For reference, the prevalence of breastfeeding initiation went from 86.6% to 97.4% (a change of 10.8 percentage points) without and then with CenteringPregnancy  for Black, Non-Hispanics below 200% FPL.

The percentage point change in breastfeeding exclusively at six months are relatively similar across all groups. However, the impacts are much smaller for the Other, Non-Hispanic group across both income thresholds. 

For reference, the prevalence of breastfeeding exclusively at 6 months went from 28.9% to 41.4% (a change of 20.5 percentage points) without and then with CenteringPregnancy for Black, Non-Hispanics below 200% FPL.

Reductions in maternal depression exhibit strong equity impacts across race/ethnicity.

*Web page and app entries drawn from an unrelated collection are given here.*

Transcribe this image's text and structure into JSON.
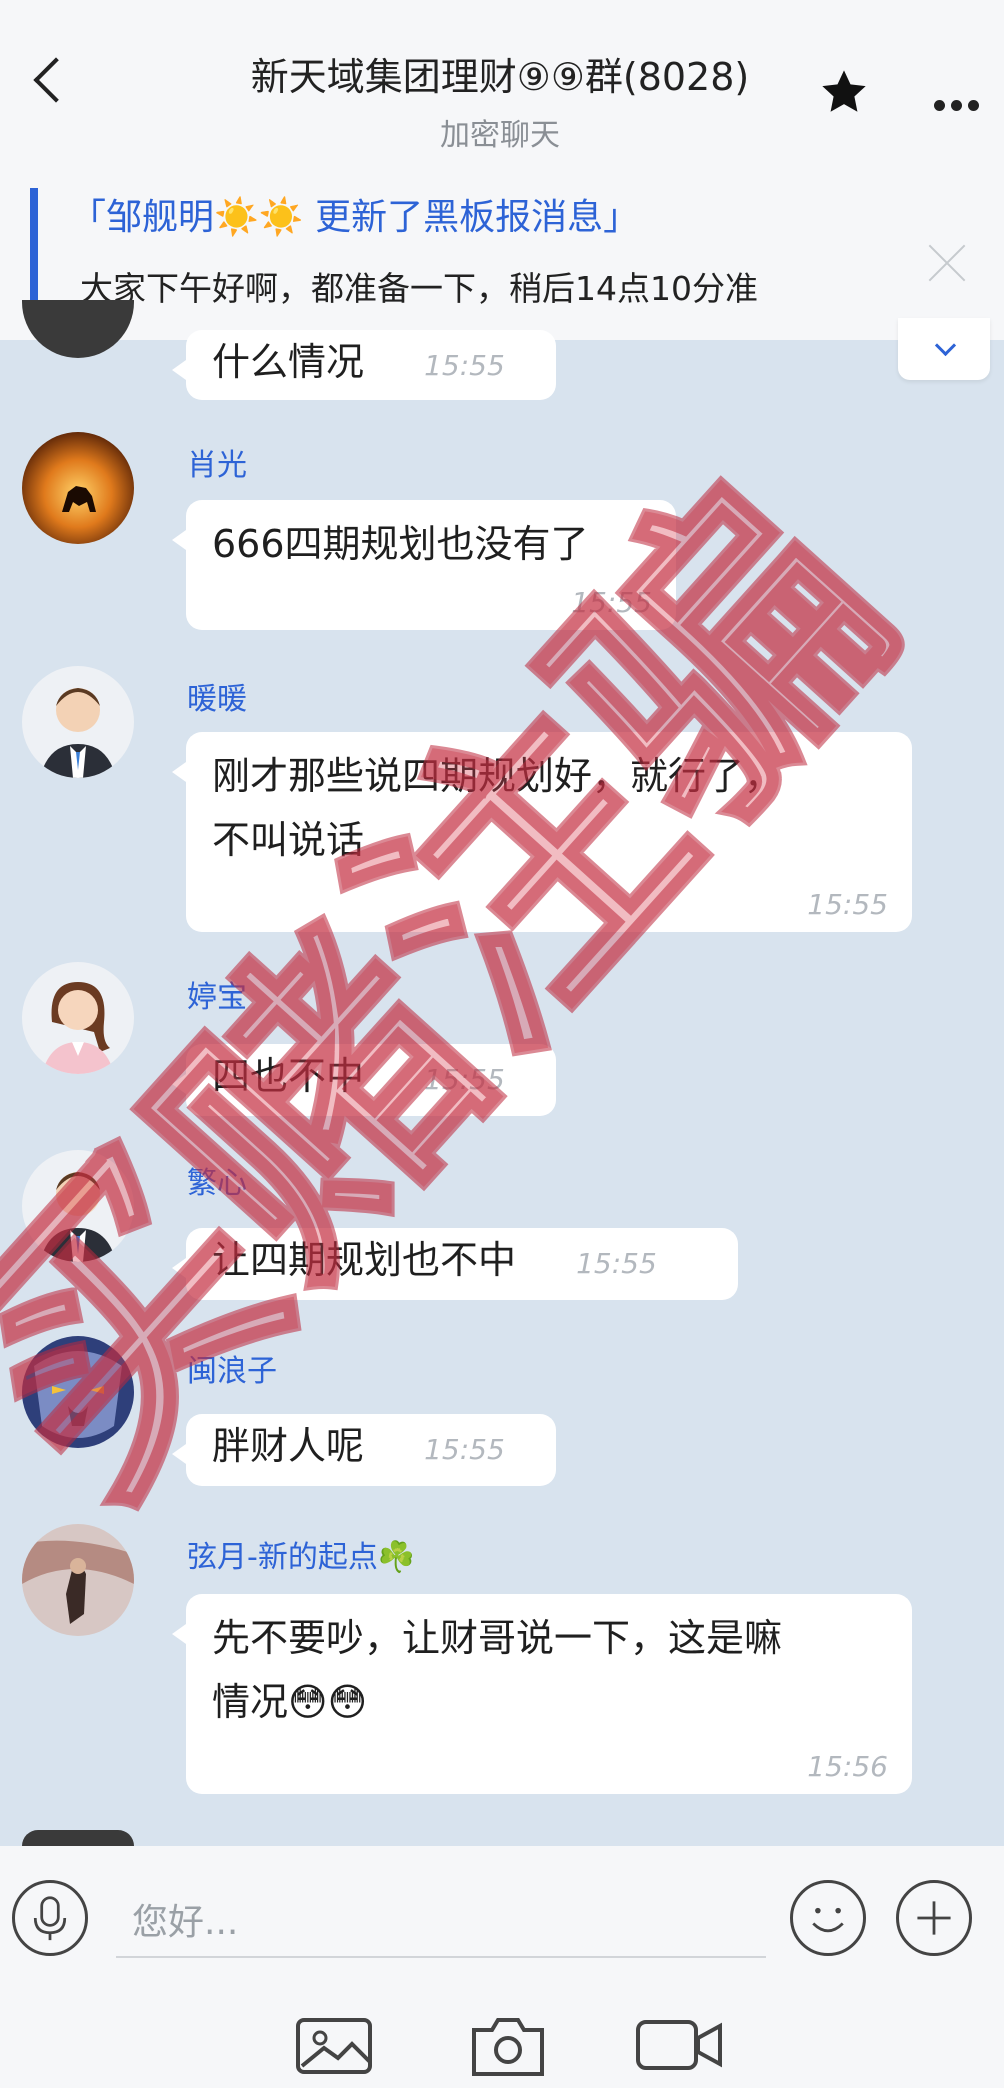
{
  "header": {
    "title": "新天域集团理财⑨⑨群(8028)",
    "subtitle": "加密聊天"
  },
  "notice": {
    "title": "「邹舰明☀️☀️ 更新了黑板报消息」",
    "text": "大家下午好啊，都准备一下，稍后14点10分准"
  },
  "messages": [
    {
      "name": "",
      "text": "什么情况",
      "time": "15:55"
    },
    {
      "name": "肖光",
      "text": "666四期规划也没有了",
      "time": "15:55"
    },
    {
      "name": "暖暖",
      "text_line1": "刚才那些说四期规划好，就行了，",
      "text_line2": "不叫说话",
      "time": "15:55"
    },
    {
      "name": "婷宝",
      "text": "四也不中",
      "time": "15:55"
    },
    {
      "name": "繁心",
      "text": "让四期规划也不中",
      "time": "15:55"
    },
    {
      "name": "闽浪子",
      "text": "胖财人呢",
      "time": "15:55"
    },
    {
      "name": "弦月-新的起点☘️",
      "text_line1": "先不要吵，让财哥说一下，这是嘛",
      "text_line2": "情况😳😳",
      "time": "15:56"
    }
  ],
  "input": {
    "placeholder": "您好..."
  },
  "watermark": "买赌注骗",
  "colors": {
    "accent": "#2d63d6",
    "chat_bg": "#d8e3ee",
    "bubble": "#ffffff"
  }
}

For example, the largest percentage point decreases occur among the Black, Non-Hispanic and Hispanic groups with incomes less than 200% FPL. 

For reference, the prevalence of maternal depression went from 7.6% to 13.0% (a change of 5.4 percentage points) without and then with CenteringPregnancy for Hispanics below 200% FPL.

In addition to reductions in maternal depression, CenteringPregnancy would have indirect effects on maternal employment through maternal depression.

The returns to state government would be $0.88 per dollar invested and to local government would be $0.11 per dollar invested if either the state or local government were to assume the total program cost of $29.3 million, respectively.

Sources of Financial Returns

At the local and state level, the majority of savings from the program, 51 percent in total, comes from improved productivity for both the mother and the infant when they become an adult.

An additional 45 percent of the savings are through the health savings at the state level. The remainder of savings is spread across increases in education and public assistance use.